■ **Entries from a dataset of interfaces**
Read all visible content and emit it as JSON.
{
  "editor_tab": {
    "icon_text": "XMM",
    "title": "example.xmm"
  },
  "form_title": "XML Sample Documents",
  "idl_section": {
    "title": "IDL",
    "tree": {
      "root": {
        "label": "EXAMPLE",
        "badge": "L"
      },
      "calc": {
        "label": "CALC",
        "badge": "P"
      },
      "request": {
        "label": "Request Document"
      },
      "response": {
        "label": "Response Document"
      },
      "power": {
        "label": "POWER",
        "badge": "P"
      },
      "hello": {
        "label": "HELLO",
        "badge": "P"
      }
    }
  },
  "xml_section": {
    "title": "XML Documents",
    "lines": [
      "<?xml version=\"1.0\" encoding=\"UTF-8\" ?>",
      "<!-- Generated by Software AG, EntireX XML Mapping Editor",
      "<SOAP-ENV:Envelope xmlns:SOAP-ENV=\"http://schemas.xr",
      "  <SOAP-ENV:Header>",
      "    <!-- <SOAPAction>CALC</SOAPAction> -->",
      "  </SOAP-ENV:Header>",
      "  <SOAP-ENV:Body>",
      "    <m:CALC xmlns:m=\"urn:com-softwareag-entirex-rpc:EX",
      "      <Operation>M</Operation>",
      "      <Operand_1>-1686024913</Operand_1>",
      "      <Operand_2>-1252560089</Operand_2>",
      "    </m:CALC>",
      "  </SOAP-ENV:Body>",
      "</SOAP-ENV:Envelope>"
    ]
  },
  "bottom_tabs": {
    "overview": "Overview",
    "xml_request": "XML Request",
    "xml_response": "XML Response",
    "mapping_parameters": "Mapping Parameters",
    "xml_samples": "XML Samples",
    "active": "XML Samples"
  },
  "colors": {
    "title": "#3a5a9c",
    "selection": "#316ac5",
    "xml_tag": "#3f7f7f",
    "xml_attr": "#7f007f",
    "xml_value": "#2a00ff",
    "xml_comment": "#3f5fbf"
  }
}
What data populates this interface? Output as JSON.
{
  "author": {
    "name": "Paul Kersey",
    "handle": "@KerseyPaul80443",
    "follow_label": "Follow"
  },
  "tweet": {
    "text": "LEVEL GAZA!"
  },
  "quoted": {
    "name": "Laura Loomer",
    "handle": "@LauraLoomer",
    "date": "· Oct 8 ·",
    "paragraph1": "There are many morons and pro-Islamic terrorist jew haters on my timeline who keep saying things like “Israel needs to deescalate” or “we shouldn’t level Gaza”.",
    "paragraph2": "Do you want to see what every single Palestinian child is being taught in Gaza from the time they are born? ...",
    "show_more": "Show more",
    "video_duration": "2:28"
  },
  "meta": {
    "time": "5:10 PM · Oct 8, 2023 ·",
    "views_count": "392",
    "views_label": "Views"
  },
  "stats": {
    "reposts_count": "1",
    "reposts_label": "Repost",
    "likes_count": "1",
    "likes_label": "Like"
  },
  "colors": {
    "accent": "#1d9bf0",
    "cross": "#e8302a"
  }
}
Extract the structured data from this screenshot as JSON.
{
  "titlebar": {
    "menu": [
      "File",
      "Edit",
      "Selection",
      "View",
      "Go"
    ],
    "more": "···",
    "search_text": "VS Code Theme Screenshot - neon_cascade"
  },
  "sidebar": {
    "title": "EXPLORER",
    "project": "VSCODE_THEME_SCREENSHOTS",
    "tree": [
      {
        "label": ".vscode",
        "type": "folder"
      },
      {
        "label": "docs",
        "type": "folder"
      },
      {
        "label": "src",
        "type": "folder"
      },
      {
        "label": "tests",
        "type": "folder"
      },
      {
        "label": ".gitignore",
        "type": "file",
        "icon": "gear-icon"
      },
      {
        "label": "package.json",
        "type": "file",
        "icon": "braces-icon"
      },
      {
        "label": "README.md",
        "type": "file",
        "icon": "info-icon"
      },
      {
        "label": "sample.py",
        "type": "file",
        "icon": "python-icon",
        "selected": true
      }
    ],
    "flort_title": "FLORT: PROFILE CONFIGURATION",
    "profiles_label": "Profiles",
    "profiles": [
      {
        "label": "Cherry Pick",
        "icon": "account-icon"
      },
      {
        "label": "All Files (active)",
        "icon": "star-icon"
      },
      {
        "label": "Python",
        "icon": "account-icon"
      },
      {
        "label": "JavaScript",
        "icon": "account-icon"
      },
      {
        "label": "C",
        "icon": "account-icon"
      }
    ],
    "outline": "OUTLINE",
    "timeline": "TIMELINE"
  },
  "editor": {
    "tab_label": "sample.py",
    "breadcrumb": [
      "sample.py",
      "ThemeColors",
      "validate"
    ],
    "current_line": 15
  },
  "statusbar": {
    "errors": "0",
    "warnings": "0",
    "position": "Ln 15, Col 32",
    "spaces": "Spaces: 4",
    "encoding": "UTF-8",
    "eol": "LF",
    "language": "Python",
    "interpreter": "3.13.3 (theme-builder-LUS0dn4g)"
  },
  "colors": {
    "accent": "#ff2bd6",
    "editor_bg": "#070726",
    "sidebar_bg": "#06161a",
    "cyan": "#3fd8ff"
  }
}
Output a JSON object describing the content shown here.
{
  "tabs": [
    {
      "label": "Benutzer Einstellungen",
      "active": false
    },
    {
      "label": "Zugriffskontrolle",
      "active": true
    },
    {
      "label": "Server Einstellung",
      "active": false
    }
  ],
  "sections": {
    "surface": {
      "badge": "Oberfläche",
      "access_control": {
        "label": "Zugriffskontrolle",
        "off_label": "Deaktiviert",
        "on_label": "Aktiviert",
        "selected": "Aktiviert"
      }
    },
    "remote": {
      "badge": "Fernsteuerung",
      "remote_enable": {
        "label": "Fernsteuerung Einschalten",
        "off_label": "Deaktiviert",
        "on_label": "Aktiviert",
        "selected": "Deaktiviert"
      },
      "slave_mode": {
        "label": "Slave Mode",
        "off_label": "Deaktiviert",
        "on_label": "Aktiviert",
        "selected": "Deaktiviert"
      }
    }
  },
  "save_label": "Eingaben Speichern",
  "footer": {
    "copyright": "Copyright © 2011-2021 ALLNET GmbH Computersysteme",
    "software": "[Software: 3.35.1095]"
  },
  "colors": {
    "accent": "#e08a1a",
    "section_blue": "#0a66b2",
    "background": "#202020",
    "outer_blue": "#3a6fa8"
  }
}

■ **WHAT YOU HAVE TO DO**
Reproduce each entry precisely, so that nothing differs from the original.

■ **TASK RESULT**
Read all visible content and emit it as JSON.
{
  "editor_tab": {
    "icon_text": "XMM",
    "title": "example.xmm"
  },
  "form_title": "XML Sample Documents",
  "idl_section": {
    "title": "IDL",
    "tree": {
      "root": {
        "label": "EXAMPLE",
        "badge": "L"
      },
      "calc": {
        "label": "CALC",
        "badge": "P"
      },
      "request": {
        "label": "Request Document"
      },
      "response": {
        "label": "Response Document"
      },
      "power": {
        "label": "POWER",
        "badge": "P"
      },
      "hello": {
        "label": "HELLO",
        "badge": "P"
      }
    }
  },
  "xml_section": {
    "title": "XML Documents",
    "lines": [
      "<?xml version=\"1.0\" encoding=\"UTF-8\" ?>",
      "<!-- Generated by Software AG, EntireX XML Mapping Editor",
      "<SOAP-ENV:Envelope xmlns:SOAP-ENV=\"http://schemas.xr",
      "  <SOAP-ENV:Header>",
      "    <!-- <SOAPAction>CALC</SOAPAction> -->",
      "  </SOAP-ENV:Header>",
      "  <SOAP-ENV:Body>",
      "    <m:CALC xmlns:m=\"urn:com-softwareag-entirex-rpc:EX",
      "      <Operation>M</Operation>",
      "      <Operand_1>-1686024913</Operand_1>",
      "      <Operand_2>-1252560089</Operand_2>",
      "    </m:CALC>",
      "  </SOAP-ENV:Body>",
      "</SOAP-ENV:Envelope>"
    ]
  },
  "bottom_tabs": {
    "overview": "Overview",
    "xml_request": "XML Request",
    "xml_response": "XML Response",
    "mapping_parameters": "Mapping Parameters",
    "xml_samples": "XML Samples",
    "active": "XML Samples"
  },
  "colors": {
    "title": "#3a5a9c",
    "selection": "#316ac5",
    "xml_tag": "#3f7f7f",
    "xml_attr": "#7f007f",
    "xml_value": "#2a00ff",
    "xml_comment": "#3f5fbf"
  }
}
What data populates this interface? Output as JSON.
{
  "author": {
    "name": "Paul Kersey",
    "handle": "@KerseyPaul80443",
    "follow_label": "Follow"
  },
  "tweet": {
    "text": "LEVEL GAZA!"
  },
  "quoted": {
    "name": "Laura Loomer",
    "handle": "@LauraLoomer",
    "date": "· Oct 8 ·",
    "paragraph1": "There are many morons and pro-Islamic terrorist jew haters on my timeline who keep saying things like “Israel needs to deescalate” or “we shouldn’t level Gaza”.",
    "paragraph2": "Do you want to see what every single Palestinian child is being taught in Gaza from the time they are born? ...",
    "show_more": "Show more",
    "video_duration": "2:28"
  },
  "meta": {
    "time": "5:10 PM · Oct 8, 2023 ·",
    "views_count": "392",
    "views_label": "Views"
  },
  "stats": {
    "reposts_count": "1",
    "reposts_label": "Repost",
    "likes_count": "1",
    "likes_label": "Like"
  },
  "colors": {
    "accent": "#1d9bf0",
    "cross": "#e8302a"
  }
}
Extract the structured data from this screenshot as JSON.
{
  "titlebar": {
    "menu": [
      "File",
      "Edit",
      "Selection",
      "View",
      "Go"
    ],
    "more": "···",
    "search_text": "VS Code Theme Screenshot - neon_cascade"
  },
  "sidebar": {
    "title": "EXPLORER",
    "project": "VSCODE_THEME_SCREENSHOTS",
    "tree": [
      {
        "label": ".vscode",
        "type": "folder"
      },
      {
        "label": "docs",
        "type": "folder"
      },
      {
        "label": "src",
        "type": "folder"
      },
      {
        "label": "tests",
        "type": "folder"
      },
      {
        "label": ".gitignore",
        "type": "file",
        "icon": "gear-icon"
      },
      {
        "label": "package.json",
        "type": "file",
        "icon": "braces-icon"
      },
      {
        "label": "README.md",
        "type": "file",
        "icon": "info-icon"
      },
      {
        "label": "sample.py",
        "type": "file",
        "icon": "python-icon",
        "selected": true
      }
    ],
    "flort_title": "FLORT: PROFILE CONFIGURATION",
    "profiles_label": "Profiles",
    "profiles": [
      {
        "label": "Cherry Pick",
        "icon": "account-icon"
      },
      {
        "label": "All Files (active)",
        "icon": "star-icon"
      },
      {
        "label": "Python",
        "icon": "account-icon"
      },
      {
        "label": "JavaScript",
        "icon": "account-icon"
      },
      {
        "label": "C",
        "icon": "account-icon"
      }
    ],
    "outline": "OUTLINE",
    "timeline": "TIMELINE"
  },
  "editor": {
    "tab_label": "sample.py",
    "breadcrumb": [
      "sample.py",
      "ThemeColors",
      "validate"
    ],
    "current_line": 15
  },
  "statusbar": {
    "errors": "0",
    "warnings": "0",
    "position": "Ln 15, Col 32",
    "spaces": "Spaces: 4",
    "encoding": "UTF-8",
    "eol": "LF",
    "language": "Python",
    "interpreter": "3.13.3 (theme-builder-LUS0dn4g)"
  },
  "colors": {
    "accent": "#ff2bd6",
    "editor_bg": "#070726",
    "sidebar_bg": "#06161a",
    "cyan": "#3fd8ff"
  }
}
Output a JSON object describing the content shown here.
{
  "tabs": [
    {
      "label": "Benutzer Einstellungen",
      "active": false
    },
    {
      "label": "Zugriffskontrolle",
      "active": true
    },
    {
      "label": "Server Einstellung",
      "active": false
    }
  ],
  "sections": {
    "surface": {
      "badge": "Oberfläche",
      "access_control": {
        "label": "Zugriffskontrolle",
        "off_label": "Deaktiviert",
        "on_label": "Aktiviert",
        "selected": "Aktiviert"
      }
    },
    "remote": {
      "badge": "Fernsteuerung",
      "remote_enable": {
        "label": "Fernsteuerung Einschalten",
        "off_label": "Deaktiviert",
        "on_label": "Aktiviert",
        "selected": "Deaktiviert"
      },
      "slave_mode": {
        "label": "Slave Mode",
        "off_label": "Deaktiviert",
        "on_label": "Aktiviert",
        "selected": "Deaktiviert"
      }
    }
  },
  "save_label": "Eingaben Speichern",
  "footer": {
    "copyright": "Copyright © 2011-2021 ALLNET GmbH Computersysteme",
    "software": "[Software: 3.35.1095]"
  },
  "colors": {
    "accent": "#e08a1a",
    "section_blue": "#0a66b2",
    "background": "#202020",
    "outer_blue": "#3a6fa8"
  }
}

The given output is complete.